=== TASK DESCRIPTION ===
Could you report every line from the entries that includes the word "icon"?

=== DATA PROVIDED ===
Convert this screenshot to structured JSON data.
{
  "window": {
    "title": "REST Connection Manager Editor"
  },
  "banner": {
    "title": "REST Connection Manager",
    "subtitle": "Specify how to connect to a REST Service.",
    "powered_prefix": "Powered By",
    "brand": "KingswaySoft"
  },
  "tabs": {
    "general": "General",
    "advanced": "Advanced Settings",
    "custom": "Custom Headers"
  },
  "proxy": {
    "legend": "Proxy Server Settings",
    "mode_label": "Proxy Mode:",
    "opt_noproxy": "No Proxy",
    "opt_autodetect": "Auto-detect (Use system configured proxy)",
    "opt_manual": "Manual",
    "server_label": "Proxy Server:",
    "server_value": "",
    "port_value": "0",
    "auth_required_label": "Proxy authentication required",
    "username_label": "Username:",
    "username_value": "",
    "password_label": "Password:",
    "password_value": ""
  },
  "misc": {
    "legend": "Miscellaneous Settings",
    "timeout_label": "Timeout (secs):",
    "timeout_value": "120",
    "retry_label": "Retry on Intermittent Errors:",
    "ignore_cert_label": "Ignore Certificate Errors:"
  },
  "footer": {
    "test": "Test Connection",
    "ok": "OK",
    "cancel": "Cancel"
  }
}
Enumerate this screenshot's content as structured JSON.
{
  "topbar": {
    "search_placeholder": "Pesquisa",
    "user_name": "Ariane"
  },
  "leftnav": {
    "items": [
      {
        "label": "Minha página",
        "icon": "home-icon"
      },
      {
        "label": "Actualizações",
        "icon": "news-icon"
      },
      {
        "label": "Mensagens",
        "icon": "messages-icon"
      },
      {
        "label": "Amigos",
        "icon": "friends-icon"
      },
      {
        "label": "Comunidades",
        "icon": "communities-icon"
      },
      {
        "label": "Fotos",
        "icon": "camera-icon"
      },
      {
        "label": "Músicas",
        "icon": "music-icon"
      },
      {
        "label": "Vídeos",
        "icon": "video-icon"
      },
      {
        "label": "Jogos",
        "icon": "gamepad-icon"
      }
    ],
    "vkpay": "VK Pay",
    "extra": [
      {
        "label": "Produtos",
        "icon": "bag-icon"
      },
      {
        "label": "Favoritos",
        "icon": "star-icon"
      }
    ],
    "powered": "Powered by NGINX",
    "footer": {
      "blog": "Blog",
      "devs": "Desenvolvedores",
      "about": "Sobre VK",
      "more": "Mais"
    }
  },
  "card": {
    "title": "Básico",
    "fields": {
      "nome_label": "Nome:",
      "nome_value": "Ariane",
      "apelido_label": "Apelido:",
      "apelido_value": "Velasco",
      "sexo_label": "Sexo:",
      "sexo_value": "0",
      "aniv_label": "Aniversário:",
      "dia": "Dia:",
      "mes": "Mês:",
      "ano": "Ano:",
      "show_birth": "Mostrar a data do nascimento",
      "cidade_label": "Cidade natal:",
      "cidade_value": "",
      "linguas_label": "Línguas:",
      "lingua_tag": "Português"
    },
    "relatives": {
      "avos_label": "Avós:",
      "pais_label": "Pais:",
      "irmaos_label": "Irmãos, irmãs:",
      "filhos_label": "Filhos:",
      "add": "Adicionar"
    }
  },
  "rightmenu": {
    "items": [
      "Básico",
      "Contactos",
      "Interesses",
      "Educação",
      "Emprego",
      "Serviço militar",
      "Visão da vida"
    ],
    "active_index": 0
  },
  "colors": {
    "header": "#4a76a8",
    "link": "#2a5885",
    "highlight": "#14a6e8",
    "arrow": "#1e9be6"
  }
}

=== EXERCISE OUTPUT ===
        "icon": "home-icon"
        "icon": "news-icon"
        "icon": "messages-icon"
        "icon": "friends-icon"
        "icon": "communities-icon"
        "icon": "camera-icon"
        "icon": "music-icon"
        "icon": "video-icon"
        "icon": "gamepad-icon"
        "icon": "bag-icon"
        "icon": "star-icon"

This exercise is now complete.